### Task description
In the records below, some lines contain "sanctions"; state the number of such lines and nothing else.

[Web page and app entries]
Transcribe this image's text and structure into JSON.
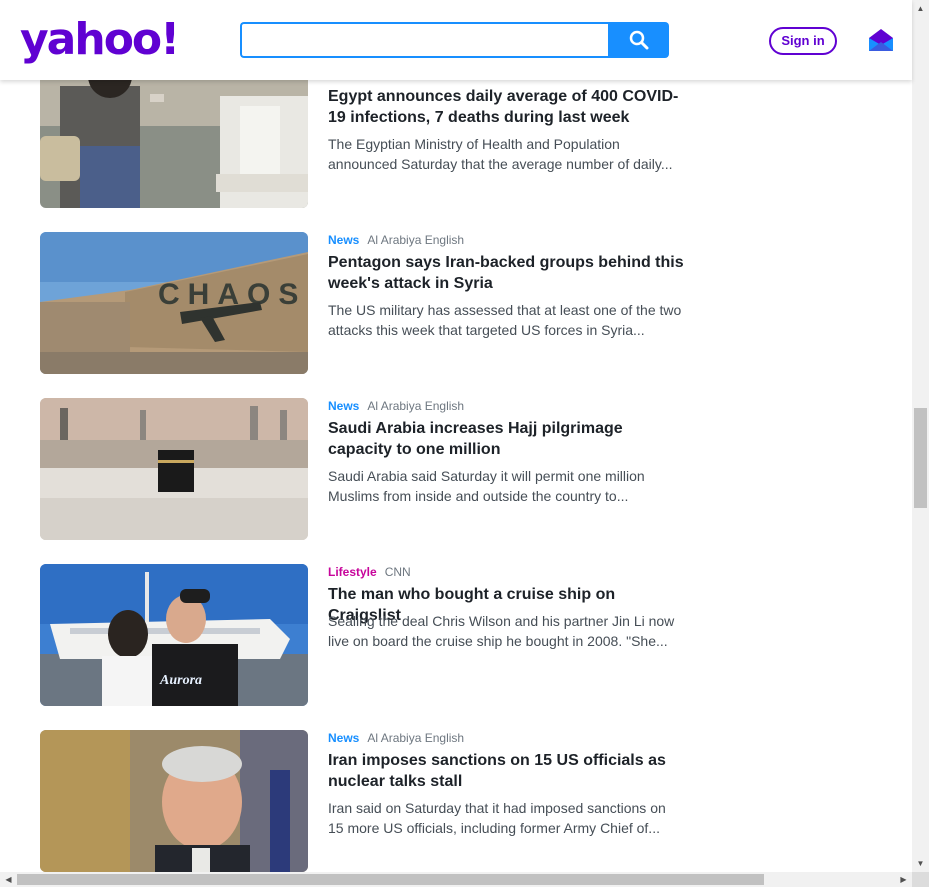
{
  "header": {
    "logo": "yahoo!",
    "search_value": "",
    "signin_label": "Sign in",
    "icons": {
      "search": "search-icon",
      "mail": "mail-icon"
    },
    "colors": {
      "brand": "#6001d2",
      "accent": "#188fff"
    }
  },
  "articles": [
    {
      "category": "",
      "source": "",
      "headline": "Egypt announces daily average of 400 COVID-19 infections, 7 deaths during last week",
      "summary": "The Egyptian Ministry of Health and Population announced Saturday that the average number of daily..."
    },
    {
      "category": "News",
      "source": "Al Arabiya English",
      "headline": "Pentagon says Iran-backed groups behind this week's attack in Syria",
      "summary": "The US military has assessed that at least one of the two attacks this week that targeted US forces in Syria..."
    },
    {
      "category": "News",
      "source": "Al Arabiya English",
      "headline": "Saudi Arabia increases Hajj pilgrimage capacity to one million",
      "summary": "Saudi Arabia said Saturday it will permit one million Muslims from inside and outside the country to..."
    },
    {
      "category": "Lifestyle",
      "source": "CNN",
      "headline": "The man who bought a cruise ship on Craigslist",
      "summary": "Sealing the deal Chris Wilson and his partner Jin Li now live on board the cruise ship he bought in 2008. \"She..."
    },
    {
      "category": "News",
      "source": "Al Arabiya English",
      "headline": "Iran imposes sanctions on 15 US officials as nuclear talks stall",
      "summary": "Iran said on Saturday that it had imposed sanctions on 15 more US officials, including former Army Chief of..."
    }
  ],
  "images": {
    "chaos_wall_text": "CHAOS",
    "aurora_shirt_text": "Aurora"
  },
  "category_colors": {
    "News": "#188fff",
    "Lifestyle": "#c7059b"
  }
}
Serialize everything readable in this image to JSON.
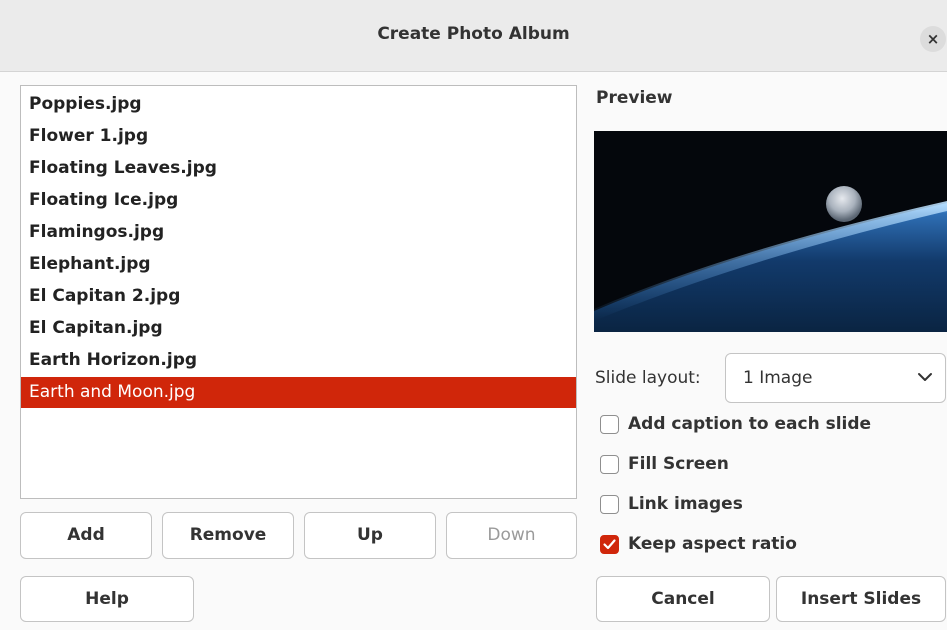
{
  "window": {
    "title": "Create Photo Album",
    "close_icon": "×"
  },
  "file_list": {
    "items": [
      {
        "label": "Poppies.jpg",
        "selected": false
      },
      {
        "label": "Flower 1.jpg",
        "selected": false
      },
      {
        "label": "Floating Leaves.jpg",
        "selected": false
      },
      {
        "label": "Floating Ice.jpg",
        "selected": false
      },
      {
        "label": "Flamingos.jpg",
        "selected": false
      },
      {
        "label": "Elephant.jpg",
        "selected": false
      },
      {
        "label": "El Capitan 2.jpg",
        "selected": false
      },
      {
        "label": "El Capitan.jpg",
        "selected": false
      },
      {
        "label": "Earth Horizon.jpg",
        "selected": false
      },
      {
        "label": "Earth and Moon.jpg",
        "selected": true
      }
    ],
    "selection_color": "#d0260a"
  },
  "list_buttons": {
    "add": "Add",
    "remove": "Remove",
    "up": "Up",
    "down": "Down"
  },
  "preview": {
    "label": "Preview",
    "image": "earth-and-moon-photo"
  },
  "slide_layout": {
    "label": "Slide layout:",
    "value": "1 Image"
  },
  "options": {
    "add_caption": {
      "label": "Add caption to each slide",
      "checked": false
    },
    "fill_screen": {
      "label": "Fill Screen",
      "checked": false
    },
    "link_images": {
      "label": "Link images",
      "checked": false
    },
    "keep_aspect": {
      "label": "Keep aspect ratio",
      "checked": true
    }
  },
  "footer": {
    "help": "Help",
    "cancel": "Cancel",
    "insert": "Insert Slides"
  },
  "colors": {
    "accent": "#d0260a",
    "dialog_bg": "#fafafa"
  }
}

### Solution for this exercise
2